What the task requires: Filter the entries below, keeping only lines with the word "opcache".

Excerpts from an interface dataset:
□ □ □ □ □

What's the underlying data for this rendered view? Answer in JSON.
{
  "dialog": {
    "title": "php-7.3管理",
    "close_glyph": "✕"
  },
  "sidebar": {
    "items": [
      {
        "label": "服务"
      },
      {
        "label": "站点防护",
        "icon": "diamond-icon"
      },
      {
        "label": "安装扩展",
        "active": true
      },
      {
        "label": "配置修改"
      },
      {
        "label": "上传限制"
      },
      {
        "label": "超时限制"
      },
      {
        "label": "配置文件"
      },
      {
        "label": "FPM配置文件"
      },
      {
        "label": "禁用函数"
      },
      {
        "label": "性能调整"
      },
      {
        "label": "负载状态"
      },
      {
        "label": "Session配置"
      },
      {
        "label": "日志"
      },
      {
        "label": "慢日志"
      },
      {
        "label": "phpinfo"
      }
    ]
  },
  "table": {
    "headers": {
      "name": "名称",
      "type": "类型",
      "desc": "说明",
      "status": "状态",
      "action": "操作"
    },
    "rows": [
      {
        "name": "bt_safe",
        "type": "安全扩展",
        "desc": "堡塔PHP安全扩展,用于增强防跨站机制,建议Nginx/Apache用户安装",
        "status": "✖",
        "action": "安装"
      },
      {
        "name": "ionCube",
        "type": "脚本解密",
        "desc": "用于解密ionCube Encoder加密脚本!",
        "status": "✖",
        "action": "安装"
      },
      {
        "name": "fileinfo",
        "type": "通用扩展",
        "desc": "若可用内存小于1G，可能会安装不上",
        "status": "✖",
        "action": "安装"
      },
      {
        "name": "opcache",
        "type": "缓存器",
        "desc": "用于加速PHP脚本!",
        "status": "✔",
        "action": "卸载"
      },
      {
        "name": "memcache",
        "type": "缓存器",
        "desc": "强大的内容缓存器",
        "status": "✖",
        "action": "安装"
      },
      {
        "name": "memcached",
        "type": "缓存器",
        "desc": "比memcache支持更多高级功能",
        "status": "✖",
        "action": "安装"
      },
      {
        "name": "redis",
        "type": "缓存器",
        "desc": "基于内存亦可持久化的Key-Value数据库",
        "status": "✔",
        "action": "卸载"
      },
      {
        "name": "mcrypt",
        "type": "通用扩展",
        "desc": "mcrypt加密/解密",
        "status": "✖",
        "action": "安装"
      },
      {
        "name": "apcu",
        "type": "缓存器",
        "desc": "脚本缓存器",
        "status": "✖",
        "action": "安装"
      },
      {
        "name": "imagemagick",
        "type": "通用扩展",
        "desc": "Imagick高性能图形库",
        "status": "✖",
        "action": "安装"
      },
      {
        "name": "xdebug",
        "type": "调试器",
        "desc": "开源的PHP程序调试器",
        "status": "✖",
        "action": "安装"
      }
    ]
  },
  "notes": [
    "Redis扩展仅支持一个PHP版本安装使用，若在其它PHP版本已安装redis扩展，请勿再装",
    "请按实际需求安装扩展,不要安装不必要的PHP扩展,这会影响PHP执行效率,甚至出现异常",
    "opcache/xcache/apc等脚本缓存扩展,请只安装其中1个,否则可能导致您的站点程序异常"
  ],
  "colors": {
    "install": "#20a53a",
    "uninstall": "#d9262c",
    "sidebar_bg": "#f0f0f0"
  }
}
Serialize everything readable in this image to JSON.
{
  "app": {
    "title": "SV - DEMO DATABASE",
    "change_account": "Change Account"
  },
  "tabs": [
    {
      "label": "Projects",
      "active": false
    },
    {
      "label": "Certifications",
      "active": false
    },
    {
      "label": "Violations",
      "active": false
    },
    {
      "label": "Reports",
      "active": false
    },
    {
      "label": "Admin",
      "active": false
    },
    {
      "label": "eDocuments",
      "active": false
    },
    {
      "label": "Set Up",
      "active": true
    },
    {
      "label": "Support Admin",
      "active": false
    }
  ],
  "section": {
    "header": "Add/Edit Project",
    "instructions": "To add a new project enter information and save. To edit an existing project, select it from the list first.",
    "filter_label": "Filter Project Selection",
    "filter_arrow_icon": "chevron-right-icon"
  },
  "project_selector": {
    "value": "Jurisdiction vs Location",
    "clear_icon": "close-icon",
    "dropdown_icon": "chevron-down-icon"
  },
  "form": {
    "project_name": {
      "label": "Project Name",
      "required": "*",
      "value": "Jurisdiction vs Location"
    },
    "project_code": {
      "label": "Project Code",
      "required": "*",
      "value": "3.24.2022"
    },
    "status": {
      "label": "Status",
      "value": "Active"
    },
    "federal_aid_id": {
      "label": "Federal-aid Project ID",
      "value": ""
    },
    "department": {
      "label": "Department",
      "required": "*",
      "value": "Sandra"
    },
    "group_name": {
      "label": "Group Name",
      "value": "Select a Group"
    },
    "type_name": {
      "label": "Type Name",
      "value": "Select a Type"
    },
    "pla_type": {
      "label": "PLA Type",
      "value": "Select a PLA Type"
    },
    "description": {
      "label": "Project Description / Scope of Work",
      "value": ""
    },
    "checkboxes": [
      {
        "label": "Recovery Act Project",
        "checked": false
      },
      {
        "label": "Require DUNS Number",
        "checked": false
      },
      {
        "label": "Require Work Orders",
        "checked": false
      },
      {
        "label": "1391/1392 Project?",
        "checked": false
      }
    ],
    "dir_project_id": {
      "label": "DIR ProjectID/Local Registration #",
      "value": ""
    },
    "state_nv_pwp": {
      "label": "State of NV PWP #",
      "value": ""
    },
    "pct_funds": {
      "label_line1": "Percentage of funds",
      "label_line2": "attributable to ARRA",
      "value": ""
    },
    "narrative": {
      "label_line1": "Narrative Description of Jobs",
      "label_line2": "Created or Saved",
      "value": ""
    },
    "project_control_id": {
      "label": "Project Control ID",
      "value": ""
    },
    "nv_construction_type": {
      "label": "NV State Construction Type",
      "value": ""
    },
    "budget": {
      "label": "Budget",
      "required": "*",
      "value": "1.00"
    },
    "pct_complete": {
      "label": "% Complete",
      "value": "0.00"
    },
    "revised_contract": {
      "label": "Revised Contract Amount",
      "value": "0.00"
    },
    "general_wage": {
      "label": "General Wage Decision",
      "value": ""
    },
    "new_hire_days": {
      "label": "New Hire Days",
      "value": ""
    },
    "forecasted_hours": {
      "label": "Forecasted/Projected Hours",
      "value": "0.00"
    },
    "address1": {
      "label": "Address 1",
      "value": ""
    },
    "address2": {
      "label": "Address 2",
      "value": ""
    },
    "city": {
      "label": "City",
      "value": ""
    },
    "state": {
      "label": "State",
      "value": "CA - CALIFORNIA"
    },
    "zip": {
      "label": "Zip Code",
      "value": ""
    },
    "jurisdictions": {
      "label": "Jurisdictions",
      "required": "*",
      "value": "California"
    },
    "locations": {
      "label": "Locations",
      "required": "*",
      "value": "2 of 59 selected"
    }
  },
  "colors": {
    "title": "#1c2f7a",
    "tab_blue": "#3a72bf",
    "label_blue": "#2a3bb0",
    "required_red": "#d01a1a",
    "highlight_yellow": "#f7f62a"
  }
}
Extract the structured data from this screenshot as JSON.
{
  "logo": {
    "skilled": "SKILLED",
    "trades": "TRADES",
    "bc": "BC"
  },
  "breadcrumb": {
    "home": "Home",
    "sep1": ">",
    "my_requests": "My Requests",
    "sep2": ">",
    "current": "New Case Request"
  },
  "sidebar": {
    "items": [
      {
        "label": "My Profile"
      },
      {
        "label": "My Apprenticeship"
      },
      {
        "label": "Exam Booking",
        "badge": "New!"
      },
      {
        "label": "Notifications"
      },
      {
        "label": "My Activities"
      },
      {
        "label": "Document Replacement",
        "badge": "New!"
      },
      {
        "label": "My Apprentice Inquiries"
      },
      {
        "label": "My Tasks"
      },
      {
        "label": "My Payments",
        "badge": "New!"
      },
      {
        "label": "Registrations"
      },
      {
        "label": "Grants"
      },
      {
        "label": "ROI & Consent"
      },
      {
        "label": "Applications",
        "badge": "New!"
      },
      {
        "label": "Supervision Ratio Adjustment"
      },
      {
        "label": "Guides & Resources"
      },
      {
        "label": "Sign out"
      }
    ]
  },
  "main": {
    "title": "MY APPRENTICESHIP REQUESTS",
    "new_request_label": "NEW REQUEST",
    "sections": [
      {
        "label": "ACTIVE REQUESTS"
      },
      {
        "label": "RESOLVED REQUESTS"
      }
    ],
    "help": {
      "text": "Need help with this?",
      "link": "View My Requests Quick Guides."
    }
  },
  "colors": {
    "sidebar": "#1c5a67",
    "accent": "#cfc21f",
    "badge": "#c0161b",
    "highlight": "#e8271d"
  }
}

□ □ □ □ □

Exercise response:
        "name": "opcache",
    "opcache/xcache/apc等脚本缓存扩展,请只安装其中1个,否则可能导致您的站点程序异常"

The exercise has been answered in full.